YOUR ASSIGNMENT: Could you give back every entry below exactly, with the pictures dropped?

Element data from apps and pages:
________________

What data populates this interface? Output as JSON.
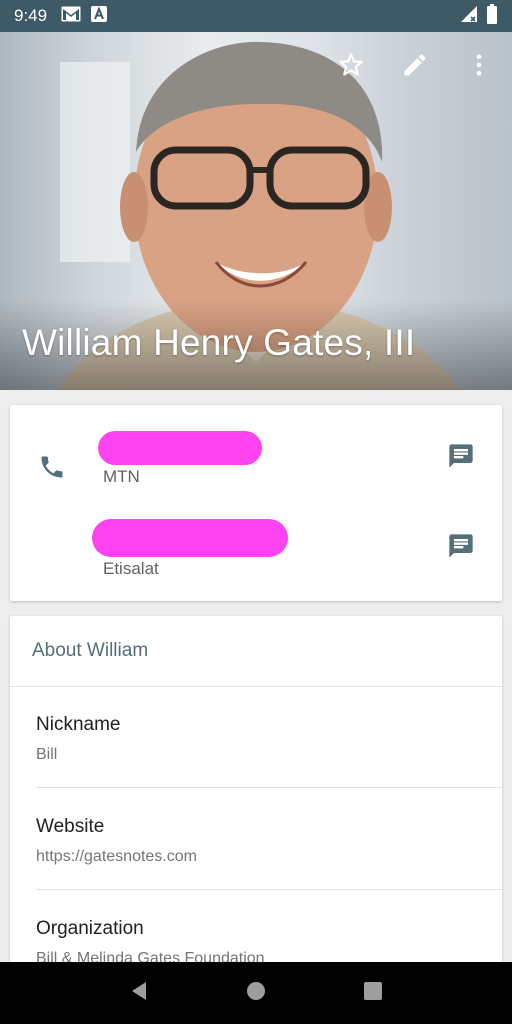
{
  "status_bar": {
    "time": "9:49",
    "icons": [
      "gmail-icon",
      "text-a-icon",
      "signal-icon",
      "battery-icon"
    ]
  },
  "header": {
    "name": "William Henry Gates, III",
    "actions": [
      "star-outline-icon",
      "pencil-icon",
      "more-vert-icon"
    ]
  },
  "phones": [
    {
      "number": "",
      "label": "MTN",
      "icon": "phone-icon",
      "action_icon": "message-icon"
    },
    {
      "number": "",
      "label": "Etisalat",
      "action_icon": "message-icon"
    }
  ],
  "about": {
    "title": "About William",
    "fields": [
      {
        "label": "Nickname",
        "value": "Bill"
      },
      {
        "label": "Website",
        "value": "https://gatesnotes.com"
      },
      {
        "label": "Organization",
        "value": "Bill & Melinda Gates Foundation"
      }
    ]
  },
  "colors": {
    "status_bar": "#3e5a66",
    "accent": "#546e7a",
    "redaction": "#ff43f0"
  }
}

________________

SOLUTION TO THIS TASK:
What data populates this interface? Output as JSON.
{
  "status_bar": {
    "time": "9:49",
    "icons": [
      "gmail-icon",
      "text-a-icon",
      "signal-icon",
      "battery-icon"
    ]
  },
  "header": {
    "name": "William Henry Gates, III",
    "actions": [
      "star-outline-icon",
      "pencil-icon",
      "more-vert-icon"
    ]
  },
  "phones": [
    {
      "number": "",
      "label": "MTN",
      "icon": "phone-icon",
      "action_icon": "message-icon"
    },
    {
      "number": "",
      "label": "Etisalat",
      "action_icon": "message-icon"
    }
  ],
  "about": {
    "title": "About William",
    "fields": [
      {
        "label": "Nickname",
        "value": "Bill"
      },
      {
        "label": "Website",
        "value": "https://gatesnotes.com"
      },
      {
        "label": "Organization",
        "value": "Bill & Melinda Gates Foundation"
      }
    ]
  },
  "colors": {
    "status_bar": "#3e5a66",
    "accent": "#546e7a",
    "redaction": "#ff43f0"
  }
}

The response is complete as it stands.